Work item:
Every line below that mentions the word "Inequalities" should be copied out.

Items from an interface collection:

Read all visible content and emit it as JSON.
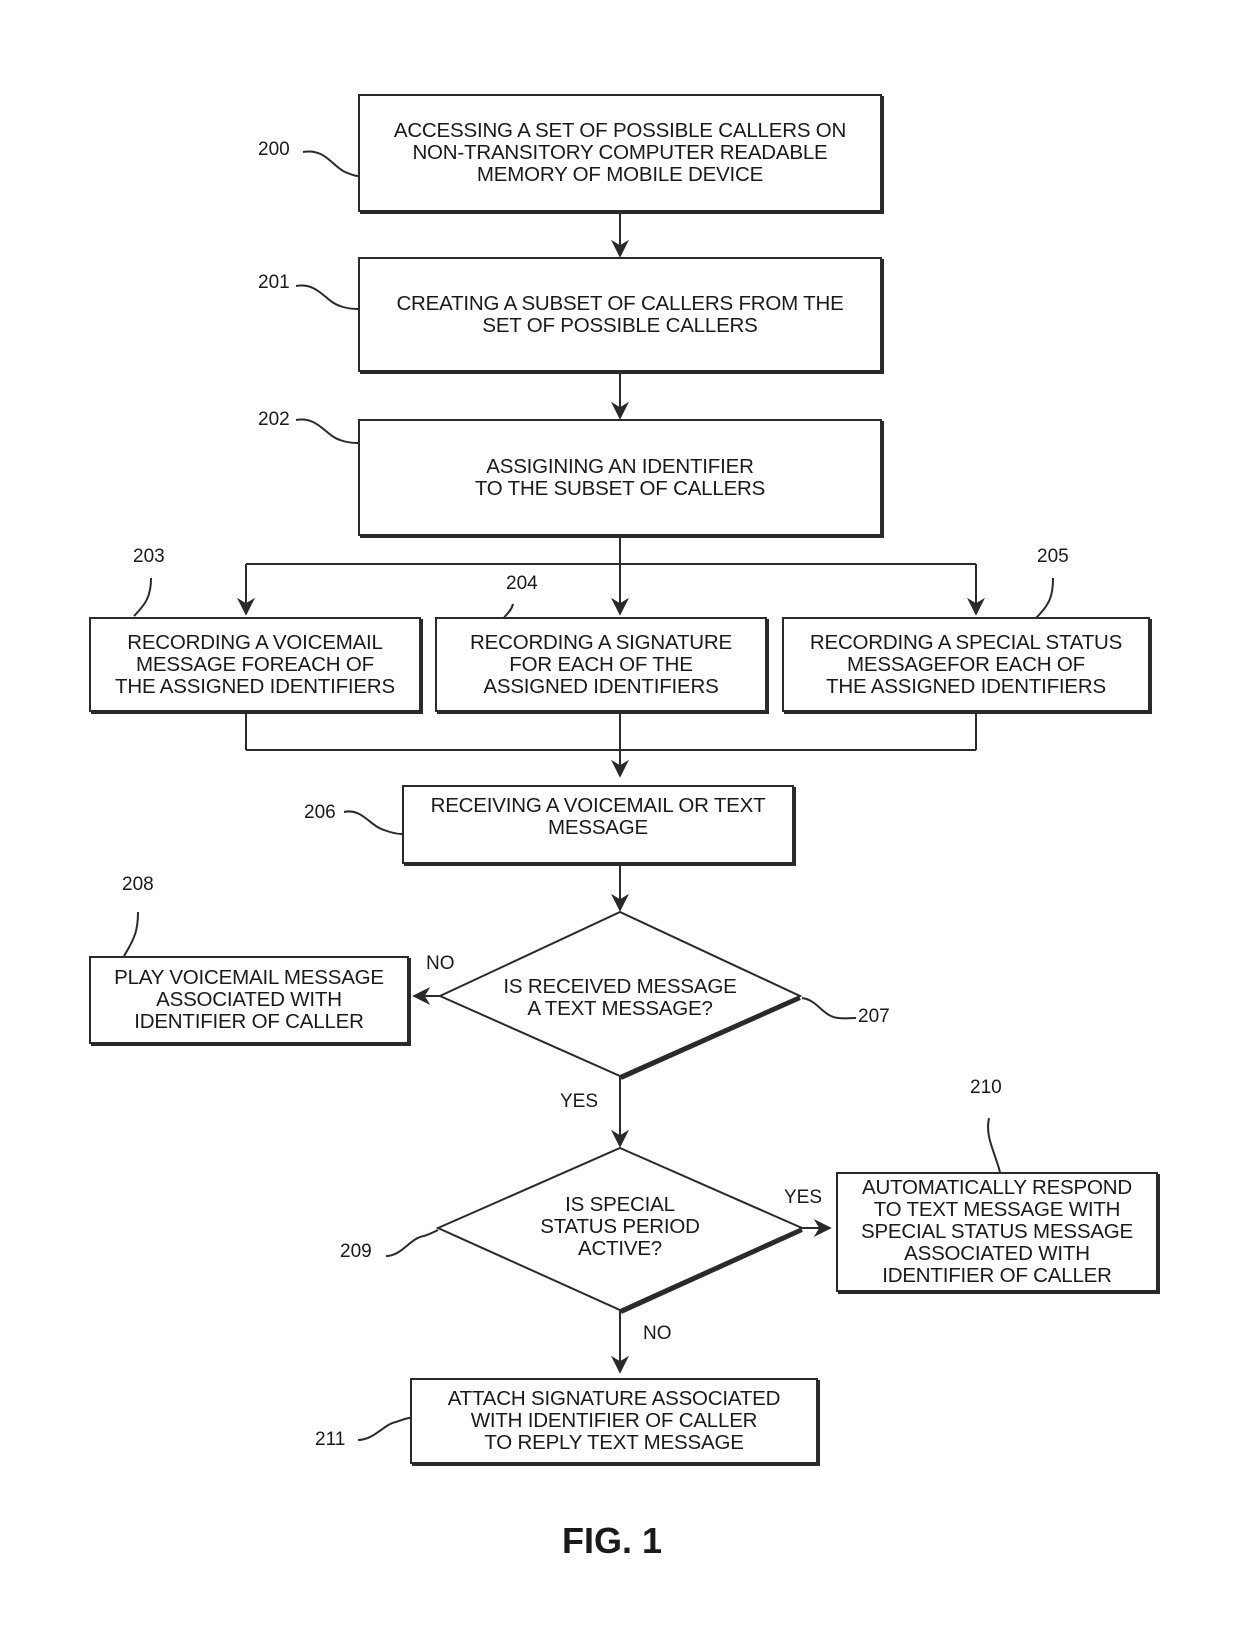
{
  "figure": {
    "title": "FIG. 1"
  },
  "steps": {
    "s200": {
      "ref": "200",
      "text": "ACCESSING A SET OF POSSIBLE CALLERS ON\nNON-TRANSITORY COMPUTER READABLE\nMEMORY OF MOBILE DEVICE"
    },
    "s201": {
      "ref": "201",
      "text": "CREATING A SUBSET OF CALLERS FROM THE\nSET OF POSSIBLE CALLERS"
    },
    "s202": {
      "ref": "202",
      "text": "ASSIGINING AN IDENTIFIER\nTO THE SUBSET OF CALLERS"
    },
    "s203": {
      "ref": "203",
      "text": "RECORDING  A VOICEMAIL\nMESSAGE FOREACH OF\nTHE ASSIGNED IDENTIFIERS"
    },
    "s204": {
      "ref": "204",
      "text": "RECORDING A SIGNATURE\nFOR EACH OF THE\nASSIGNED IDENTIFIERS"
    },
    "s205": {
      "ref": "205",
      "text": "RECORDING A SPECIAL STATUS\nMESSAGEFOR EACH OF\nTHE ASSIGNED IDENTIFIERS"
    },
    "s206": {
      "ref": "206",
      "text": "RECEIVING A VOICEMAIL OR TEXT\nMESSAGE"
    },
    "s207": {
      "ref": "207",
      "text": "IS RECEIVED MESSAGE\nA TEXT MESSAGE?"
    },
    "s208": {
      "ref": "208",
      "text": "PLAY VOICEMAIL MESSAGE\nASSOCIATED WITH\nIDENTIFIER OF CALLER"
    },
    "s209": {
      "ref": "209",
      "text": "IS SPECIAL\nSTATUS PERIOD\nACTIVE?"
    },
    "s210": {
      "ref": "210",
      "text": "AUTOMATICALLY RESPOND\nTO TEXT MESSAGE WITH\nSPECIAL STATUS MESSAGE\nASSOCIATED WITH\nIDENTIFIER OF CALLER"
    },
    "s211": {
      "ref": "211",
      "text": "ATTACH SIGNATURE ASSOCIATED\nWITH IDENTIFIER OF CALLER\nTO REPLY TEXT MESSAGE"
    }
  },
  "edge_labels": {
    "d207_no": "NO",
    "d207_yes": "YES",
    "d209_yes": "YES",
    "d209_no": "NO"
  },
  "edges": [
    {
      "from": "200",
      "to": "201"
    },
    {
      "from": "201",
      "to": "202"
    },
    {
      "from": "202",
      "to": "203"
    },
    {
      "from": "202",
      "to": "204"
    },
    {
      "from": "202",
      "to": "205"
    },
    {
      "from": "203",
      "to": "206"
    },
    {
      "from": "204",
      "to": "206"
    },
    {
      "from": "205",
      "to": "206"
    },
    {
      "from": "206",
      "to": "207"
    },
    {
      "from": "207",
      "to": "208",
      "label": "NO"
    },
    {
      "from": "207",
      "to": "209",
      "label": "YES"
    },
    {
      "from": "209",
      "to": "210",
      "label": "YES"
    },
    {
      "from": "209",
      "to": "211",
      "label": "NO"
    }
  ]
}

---

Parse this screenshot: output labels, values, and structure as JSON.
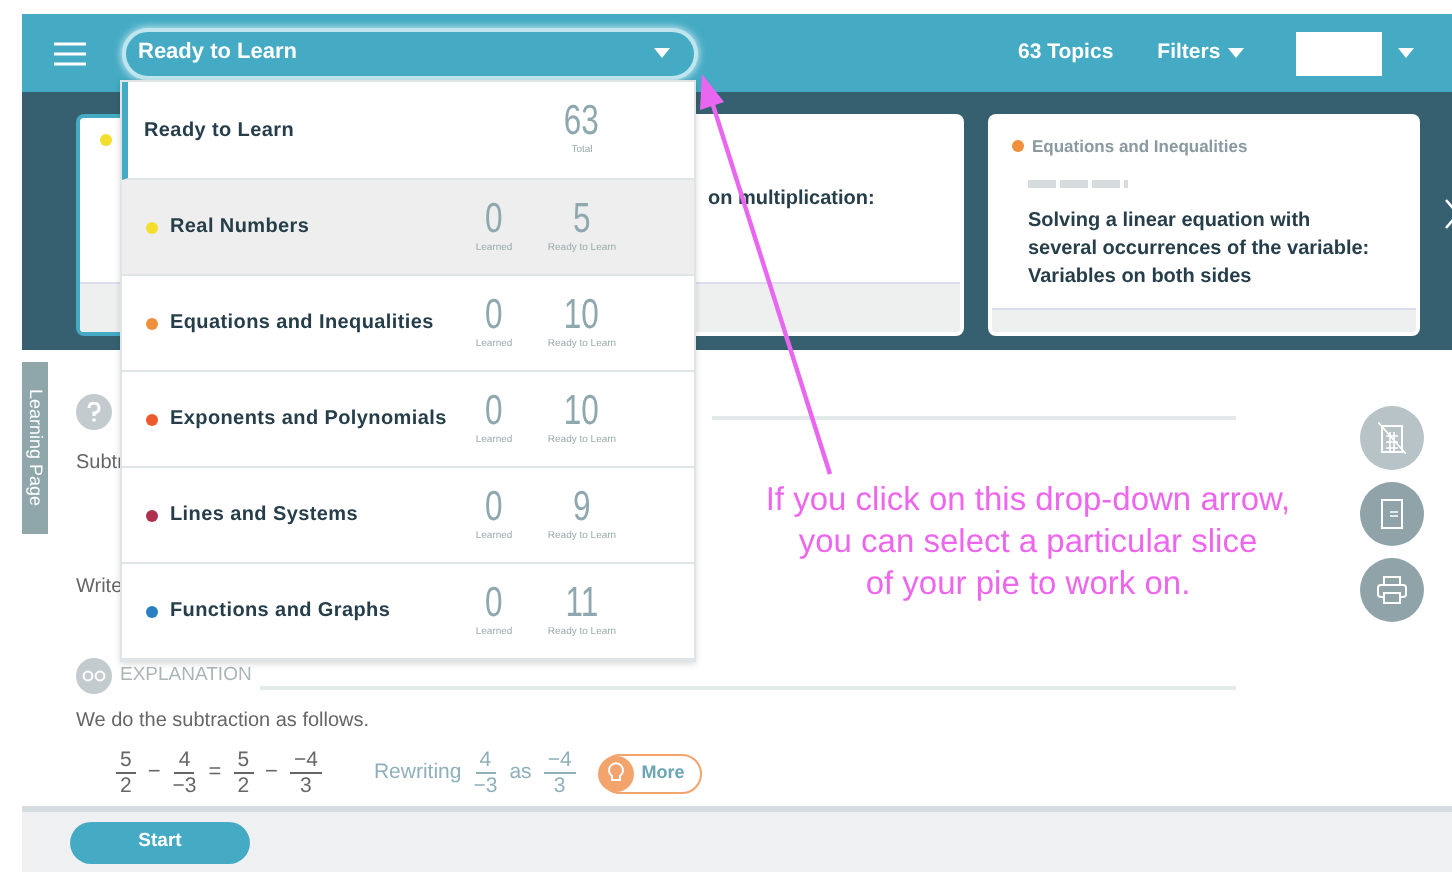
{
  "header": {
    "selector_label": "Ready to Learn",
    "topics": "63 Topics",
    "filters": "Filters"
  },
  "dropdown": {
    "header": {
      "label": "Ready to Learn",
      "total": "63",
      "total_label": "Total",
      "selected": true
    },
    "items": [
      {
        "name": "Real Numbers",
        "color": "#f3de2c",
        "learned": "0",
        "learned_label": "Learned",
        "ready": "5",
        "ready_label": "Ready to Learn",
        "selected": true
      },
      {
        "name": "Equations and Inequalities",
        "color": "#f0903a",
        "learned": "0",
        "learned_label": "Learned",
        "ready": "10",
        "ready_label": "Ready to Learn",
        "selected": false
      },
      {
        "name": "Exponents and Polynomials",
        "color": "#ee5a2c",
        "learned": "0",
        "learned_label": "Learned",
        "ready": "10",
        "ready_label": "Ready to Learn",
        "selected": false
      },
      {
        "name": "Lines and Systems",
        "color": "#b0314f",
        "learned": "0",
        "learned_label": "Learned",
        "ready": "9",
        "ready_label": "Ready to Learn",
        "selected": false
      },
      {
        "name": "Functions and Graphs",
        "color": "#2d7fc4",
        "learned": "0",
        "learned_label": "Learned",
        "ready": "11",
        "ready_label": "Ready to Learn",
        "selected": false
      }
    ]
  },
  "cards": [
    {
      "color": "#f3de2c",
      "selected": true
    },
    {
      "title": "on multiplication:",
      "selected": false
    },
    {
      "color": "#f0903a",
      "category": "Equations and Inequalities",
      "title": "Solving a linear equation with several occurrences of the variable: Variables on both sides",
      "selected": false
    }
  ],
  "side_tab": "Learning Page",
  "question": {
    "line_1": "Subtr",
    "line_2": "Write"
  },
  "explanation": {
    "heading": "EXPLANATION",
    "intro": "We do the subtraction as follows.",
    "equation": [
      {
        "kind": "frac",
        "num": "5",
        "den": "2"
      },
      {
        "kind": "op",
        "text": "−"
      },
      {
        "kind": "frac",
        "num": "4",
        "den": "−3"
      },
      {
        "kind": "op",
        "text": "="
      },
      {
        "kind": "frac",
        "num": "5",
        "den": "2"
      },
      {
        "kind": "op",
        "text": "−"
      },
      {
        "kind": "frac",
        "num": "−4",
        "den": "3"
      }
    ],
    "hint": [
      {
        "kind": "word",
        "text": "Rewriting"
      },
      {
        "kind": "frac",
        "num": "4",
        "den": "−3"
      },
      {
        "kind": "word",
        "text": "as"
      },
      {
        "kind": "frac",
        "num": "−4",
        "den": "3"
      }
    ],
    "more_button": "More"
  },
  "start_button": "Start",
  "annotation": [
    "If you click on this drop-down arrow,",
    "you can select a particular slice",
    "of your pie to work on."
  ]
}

Exercise solution:
        "name": "Equations and Inequalities",
      "category": "Equations and Inequalities",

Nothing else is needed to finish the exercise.